Walter Flex’s most famous work The Wanderer between both Worlds reflects his search for meaning in the midst of war. Both in his pre-war nationalism and the later appropriation of his work by the third Reich, he presents an extremely problematic figure. Paradoxically, his book is full of passages about the warmth of nature and sunshine as a sustaining and healing force in between bouts of combat, which form an extraordinarily close parallel to Owen’s text in Spring Offensive. It is for me a stark and poetic example that even in enmity, opposing sides retain a common humanity, regardless of their protestations to the contrary.
In his own words:

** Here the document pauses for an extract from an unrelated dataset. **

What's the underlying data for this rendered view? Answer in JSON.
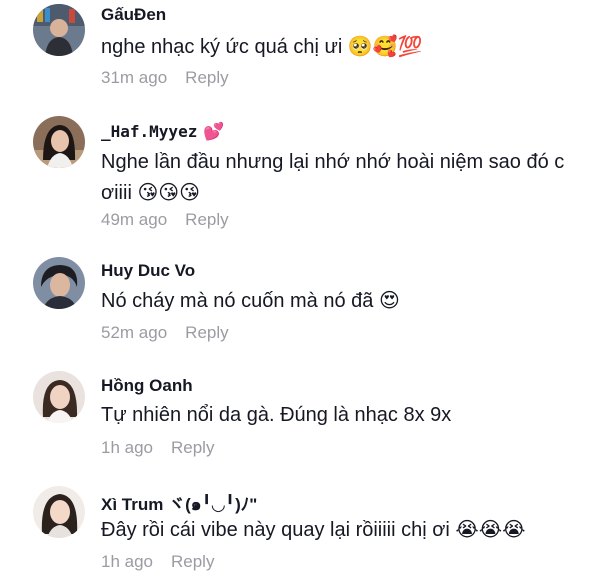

“As a volunteer I lay, like a hundred nights before, on the grenade-sown forest floor as a listening post, and gazed with wind-hot eyes into the flickering chiaroscuro of the stormy night, through which restless floodlights wandered over German and French trenches. The showers of the night storm swelled up over me. Strange voices filled the flickering air.
Above helmet and barrel of gun sang and whistled, shrill and plaintive, high above the hostile army lying lurking in the dark, the razor-sharp shrieking of migrating gray geese to the north... The column of our Silesian regiment crossed over from the Bois des Chevaliers to the Bois de Vérines, and the wandering army of wild geese passed ghostly over us all. Without looking at the interlacing lines in the dark, I wrote a few verses on a piece of paper: ... "
In the last verse, Flex writes: Wir seid, wie Ihr, ein graues Heer - we are, like you, a gray army. This is probably intended to be addressed to the geese, but I take it explictly to reflect the similarity of the plight of soldiers on both sides. This line is the reason for the inclusion of this poem in this musical setting. It would also be disingeuous to attempt a survey of the first world war without acknowledging, even to the smallest extent,the excitement and cameraderie that existed in the trenches. Flex describes this heady mix of energy and despair and the rush to the close. He clearly does not expect to survive: Und fahren wir ohne wiederkehr - And we journey without return. The last line again invokes the rushing sound of the geese from the opening: Rausch uns im Herbst eine Amen - Rustle us up in the Autumn an Amen. This Autumn, our Amen is intended for all.
An einen vermißten Freund! - To a missing friend is the title of a poem by Goldfeld who was killed in the war, but about whom nothing more is known, not even his first name. The poem was relatively recently discovered by Peter Appelbaum whilst researching the contribution of Jewish soldiers to WWI. Presciently Goldfeld writes: You have no grave, no cross, but you are missed, whether you lie in a dark thicket, or sunk into the mud, or were slowly killed by an enemy soldier. Where and how and where and... Why? I do not know; death in the forest lies silent. This poem stands as a counterpoint to the others. It moves from loss back towards nature, as the soldier's body is incorporated into the land.
Nun bist du Land, das einst der Ackrer pflügt,
Du bist das Korn, das einst den Wald besiegt.
Du bist das Brot, das einst der Landmann isst,
Du bist die Kraft, wenn wieder Friede ist.
Now you are the land, that once the farmhand ploughed, / you are the corn, that once crowned the fields, / you are the bread, that once the man of the land would eat, / you are the strength, when peace comes again.